→ **Work item**: Each entry below has to be written out again exactly.

→ **Input**:
▼▼▼

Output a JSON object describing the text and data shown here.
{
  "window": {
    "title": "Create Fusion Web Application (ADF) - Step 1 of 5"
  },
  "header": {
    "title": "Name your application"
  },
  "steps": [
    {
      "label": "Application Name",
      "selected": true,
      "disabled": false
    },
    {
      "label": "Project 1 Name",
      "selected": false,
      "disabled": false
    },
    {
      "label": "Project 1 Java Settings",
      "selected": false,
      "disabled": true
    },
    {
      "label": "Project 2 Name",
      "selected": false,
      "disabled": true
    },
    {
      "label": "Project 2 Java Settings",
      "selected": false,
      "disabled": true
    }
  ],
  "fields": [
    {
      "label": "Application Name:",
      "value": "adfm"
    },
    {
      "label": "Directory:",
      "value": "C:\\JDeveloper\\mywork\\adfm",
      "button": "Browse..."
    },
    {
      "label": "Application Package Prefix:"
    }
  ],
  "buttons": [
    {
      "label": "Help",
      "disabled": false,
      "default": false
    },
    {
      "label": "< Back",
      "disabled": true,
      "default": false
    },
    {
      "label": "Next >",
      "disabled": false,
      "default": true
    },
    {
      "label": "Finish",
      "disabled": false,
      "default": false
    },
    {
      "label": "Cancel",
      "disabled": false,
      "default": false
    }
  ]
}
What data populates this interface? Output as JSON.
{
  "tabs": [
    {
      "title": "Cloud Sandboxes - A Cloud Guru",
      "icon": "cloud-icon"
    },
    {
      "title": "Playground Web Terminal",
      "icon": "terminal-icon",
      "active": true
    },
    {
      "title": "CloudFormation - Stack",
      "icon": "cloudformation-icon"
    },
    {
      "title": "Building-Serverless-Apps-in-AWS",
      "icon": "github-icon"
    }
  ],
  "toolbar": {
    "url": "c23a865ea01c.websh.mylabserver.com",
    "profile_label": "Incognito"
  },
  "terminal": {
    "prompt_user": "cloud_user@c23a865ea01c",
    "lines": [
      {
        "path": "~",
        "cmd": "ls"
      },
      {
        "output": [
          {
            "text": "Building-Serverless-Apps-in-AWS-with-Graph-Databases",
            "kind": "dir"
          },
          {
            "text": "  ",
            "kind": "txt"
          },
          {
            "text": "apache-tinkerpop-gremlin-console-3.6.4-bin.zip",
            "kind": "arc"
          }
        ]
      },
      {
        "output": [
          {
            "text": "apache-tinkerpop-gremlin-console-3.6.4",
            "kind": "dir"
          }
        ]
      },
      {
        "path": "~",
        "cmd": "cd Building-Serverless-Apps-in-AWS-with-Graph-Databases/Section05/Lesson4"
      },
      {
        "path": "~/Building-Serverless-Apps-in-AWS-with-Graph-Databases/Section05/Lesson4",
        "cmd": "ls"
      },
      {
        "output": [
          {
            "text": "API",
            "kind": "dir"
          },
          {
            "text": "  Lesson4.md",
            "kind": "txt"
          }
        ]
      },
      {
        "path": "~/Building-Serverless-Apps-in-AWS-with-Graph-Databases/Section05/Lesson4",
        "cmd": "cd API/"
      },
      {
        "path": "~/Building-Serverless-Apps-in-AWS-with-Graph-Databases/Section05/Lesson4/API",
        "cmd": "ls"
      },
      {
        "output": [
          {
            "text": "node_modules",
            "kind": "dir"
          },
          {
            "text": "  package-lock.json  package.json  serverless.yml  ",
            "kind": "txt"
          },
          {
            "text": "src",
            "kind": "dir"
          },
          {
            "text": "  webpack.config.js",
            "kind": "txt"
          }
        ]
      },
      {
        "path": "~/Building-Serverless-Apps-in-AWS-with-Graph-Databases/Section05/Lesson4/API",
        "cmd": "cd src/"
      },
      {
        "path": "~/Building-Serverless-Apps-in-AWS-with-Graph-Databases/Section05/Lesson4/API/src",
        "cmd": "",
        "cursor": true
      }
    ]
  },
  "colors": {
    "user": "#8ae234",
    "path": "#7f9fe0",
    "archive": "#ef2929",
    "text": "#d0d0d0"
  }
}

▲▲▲

→ **Output below**:
Output a JSON object describing the text and data shown here.
{
  "window": {
    "title": "Create Fusion Web Application (ADF) - Step 1 of 5"
  },
  "header": {
    "title": "Name your application"
  },
  "steps": [
    {
      "label": "Application Name",
      "selected": true,
      "disabled": false
    },
    {
      "label": "Project 1 Name",
      "selected": false,
      "disabled": false
    },
    {
      "label": "Project 1 Java Settings",
      "selected": false,
      "disabled": true
    },
    {
      "label": "Project 2 Name",
      "selected": false,
      "disabled": true
    },
    {
      "label": "Project 2 Java Settings",
      "selected": false,
      "disabled": true
    }
  ],
  "fields": [
    {
      "label": "Application Name:",
      "value": "adfm"
    },
    {
      "label": "Directory:",
      "value": "C:\\JDeveloper\\mywork\\adfm",
      "button": "Browse..."
    },
    {
      "label": "Application Package Prefix:"
    }
  ],
  "buttons": [
    {
      "label": "Help",
      "disabled": false,
      "default": false
    },
    {
      "label": "< Back",
      "disabled": true,
      "default": false
    },
    {
      "label": "Next >",
      "disabled": false,
      "default": true
    },
    {
      "label": "Finish",
      "disabled": false,
      "default": false
    },
    {
      "label": "Cancel",
      "disabled": false,
      "default": false
    }
  ]
}
What data populates this interface? Output as JSON.
{
  "tabs": [
    {
      "title": "Cloud Sandboxes - A Cloud Guru",
      "icon": "cloud-icon"
    },
    {
      "title": "Playground Web Terminal",
      "icon": "terminal-icon",
      "active": true
    },
    {
      "title": "CloudFormation - Stack",
      "icon": "cloudformation-icon"
    },
    {
      "title": "Building-Serverless-Apps-in-AWS",
      "icon": "github-icon"
    }
  ],
  "toolbar": {
    "url": "c23a865ea01c.websh.mylabserver.com",
    "profile_label": "Incognito"
  },
  "terminal": {
    "prompt_user": "cloud_user@c23a865ea01c",
    "lines": [
      {
        "path": "~",
        "cmd": "ls"
      },
      {
        "output": [
          {
            "text": "Building-Serverless-Apps-in-AWS-with-Graph-Databases",
            "kind": "dir"
          },
          {
            "text": "  ",
            "kind": "txt"
          },
          {
            "text": "apache-tinkerpop-gremlin-console-3.6.4-bin.zip",
            "kind": "arc"
          }
        ]
      },
      {
        "output": [
          {
            "text": "apache-tinkerpop-gremlin-console-3.6.4",
            "kind": "dir"
          }
        ]
      },
      {
        "path": "~",
        "cmd": "cd Building-Serverless-Apps-in-AWS-with-Graph-Databases/Section05/Lesson4"
      },
      {
        "path": "~/Building-Serverless-Apps-in-AWS-with-Graph-Databases/Section05/Lesson4",
        "cmd": "ls"
      },
      {
        "output": [
          {
            "text": "API",
            "kind": "dir"
          },
          {
            "text": "  Lesson4.md",
            "kind": "txt"
          }
        ]
      },
      {
        "path": "~/Building-Serverless-Apps-in-AWS-with-Graph-Databases/Section05/Lesson4",
        "cmd": "cd API/"
      },
      {
        "path": "~/Building-Serverless-Apps-in-AWS-with-Graph-Databases/Section05/Lesson4/API",
        "cmd": "ls"
      },
      {
        "output": [
          {
            "text": "node_modules",
            "kind": "dir"
          },
          {
            "text": "  package-lock.json  package.json  serverless.yml  ",
            "kind": "txt"
          },
          {
            "text": "src",
            "kind": "dir"
          },
          {
            "text": "  webpack.config.js",
            "kind": "txt"
          }
        ]
      },
      {
        "path": "~/Building-Serverless-Apps-in-AWS-with-Graph-Databases/Section05/Lesson4/API",
        "cmd": "cd src/"
      },
      {
        "path": "~/Building-Serverless-Apps-in-AWS-with-Graph-Databases/Section05/Lesson4/API/src",
        "cmd": "",
        "cursor": true
      }
    ]
  },
  "colors": {
    "user": "#8ae234",
    "path": "#7f9fe0",
    "archive": "#ef2929",
    "text": "#d0d0d0"
  }
}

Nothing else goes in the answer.